Cloak and Dagger

Philip Zimbardo: Why ordinary people do evil … or do good

Renowned psychologist Philip Zimbardo, famous for conducting the Stanford prison experiment, knows how easy it is for nice people to turn bad. In this talk, he shares insights and graphic unseen photos from the Abu Ghraib trials. Then he talks about the flip side: how easy it is to be a hero, and how we can rise to the challenge. In the top row, far right, prisoners are forced to masturbate before the camera. Bottom row, far right, prisoner covered in excrement. […]

History

Senate Fears Oil Companies More than they Did the Mafia

In Nigeria, the coming trial of Wiwa vs. Shell promises, if anything, a disturbing look at a microcosm of Big Oil’s influence on governments around the world, particularly our own under eight years of Bush and Cheney and the Democratic leaders who enabled them. Did events that transpired in Nigeria back in the 1990s foreshadow the outright seizure of government in the United States by oil interests today? […]

History

Define Terrorist

For your sake above all else, the suspected terrorist deserves rights; all rights that an American citizen enjoys simply because “suspected terrorist” does not mean “convicted terrorist” yet both terms are now legally equated; in full mockery of justice and reason. […]

Independent Press

Please Steal My Shit. Seriously.

One of the first things you learn about investigative journalism is that the most important stories the world needs to know, the ones you want to write, are the last thing any publisher wants to touch. In the bad old days, that meant those stories wouldn’t be written because they would not be seen, and of course you would not get paid. The internet changed that. Now you had an audience even if it meant you had to write for free. All writers should be paid. It’s not fun being broke. But all writers have a civic responsibility that trumps personal gain. That means covering stories the corporate media will never touch because they threaten the establishment, or because those stories condemn them. […]

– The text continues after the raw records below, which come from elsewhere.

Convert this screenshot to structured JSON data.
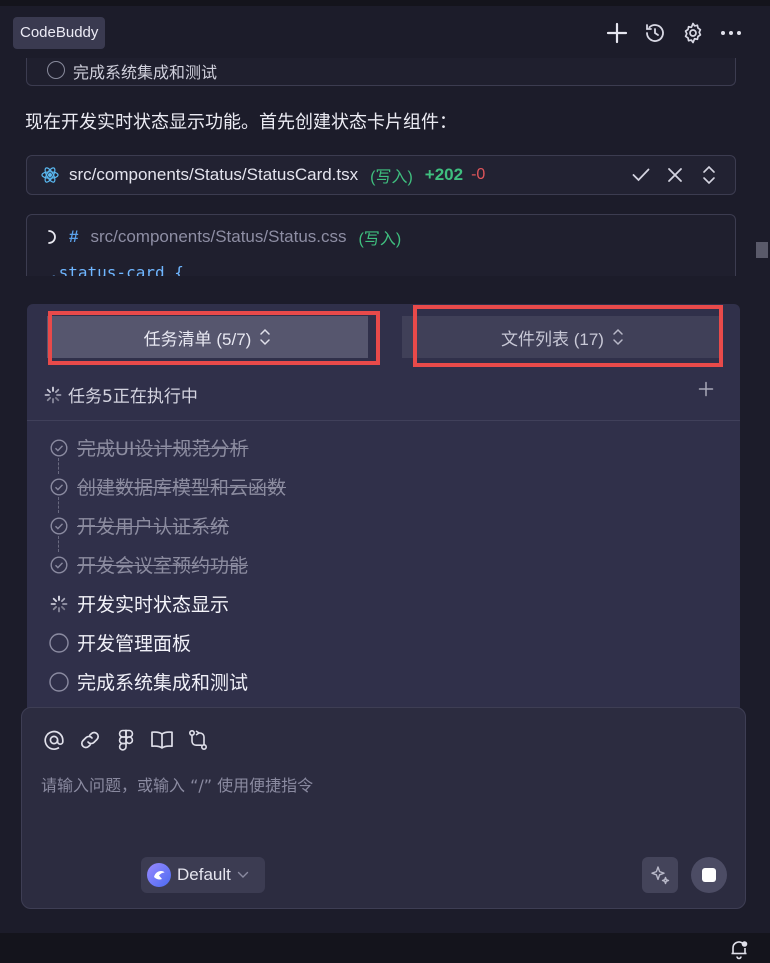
{
  "header": {
    "app_title": "CodeBuddy",
    "icons": [
      "plus-icon",
      "history-icon",
      "gear-icon",
      "more-icon"
    ]
  },
  "chat": {
    "prev_task_text": "完成系统集成和测试",
    "message": "现在开发实时状态显示功能。首先创建状态卡片组件：",
    "file1": {
      "path": "src/components/Status/StatusCard.tsx",
      "write_label": "(写入)",
      "added": "+202",
      "removed": "-0"
    },
    "file2": {
      "path": "src/components/Status/Status.css",
      "write_label": "(写入)",
      "code_line": ".status-card {"
    }
  },
  "panel": {
    "tab_tasks": "任务清单 (5/7)",
    "tab_files": "文件列表 (17)",
    "status_text": "任务5正在执行中",
    "tasks": [
      {
        "label": "完成UI设计规范分析",
        "state": "done"
      },
      {
        "label": "创建数据库模型和云函数",
        "state": "done"
      },
      {
        "label": "开发用户认证系统",
        "state": "done"
      },
      {
        "label": "开发会议室预约功能",
        "state": "done"
      },
      {
        "label": "开发实时状态显示",
        "state": "active"
      },
      {
        "label": "开发管理面板",
        "state": "todo"
      },
      {
        "label": "完成系统集成和测试",
        "state": "todo"
      }
    ]
  },
  "input": {
    "placeholder": "请输入问题，或输入 “/” 使用便捷指令",
    "tools": [
      "at-icon",
      "link-icon",
      "figma-icon",
      "book-icon",
      "git-icon"
    ],
    "model": "Default"
  },
  "colors": {
    "accent": "#6a5ae8",
    "added": "#3fbf7f",
    "removed": "#e0555a",
    "highlight": "#e84a4a"
  }
}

Books

Nero Claudius Caesar

“Among the excesses of Nero’s reign, are to be mentioned the horrible cruelties exercised against the Christians in various parts of the empire, in which inhuman transactions the natural barbarity of the emperor was inflamed by the prejudices and interested policy of the pagan priesthood.The tyrant … satiated his fury against them by such outrages as are unexampled in history. They were covered with the skins of wild beasts, and torn by dogs; were crucified, and set on fire, that they might serve for lights in the night-time. Nero offered his gardens for this spectacle, and exhibited the games of the Circus by this dreadful illumination. Sometimes they were covered with wax and other combustible materials, after which a sharp stake was put under their chin, to make them stand upright, and they were burnt alive, to give light to the spectators.” […]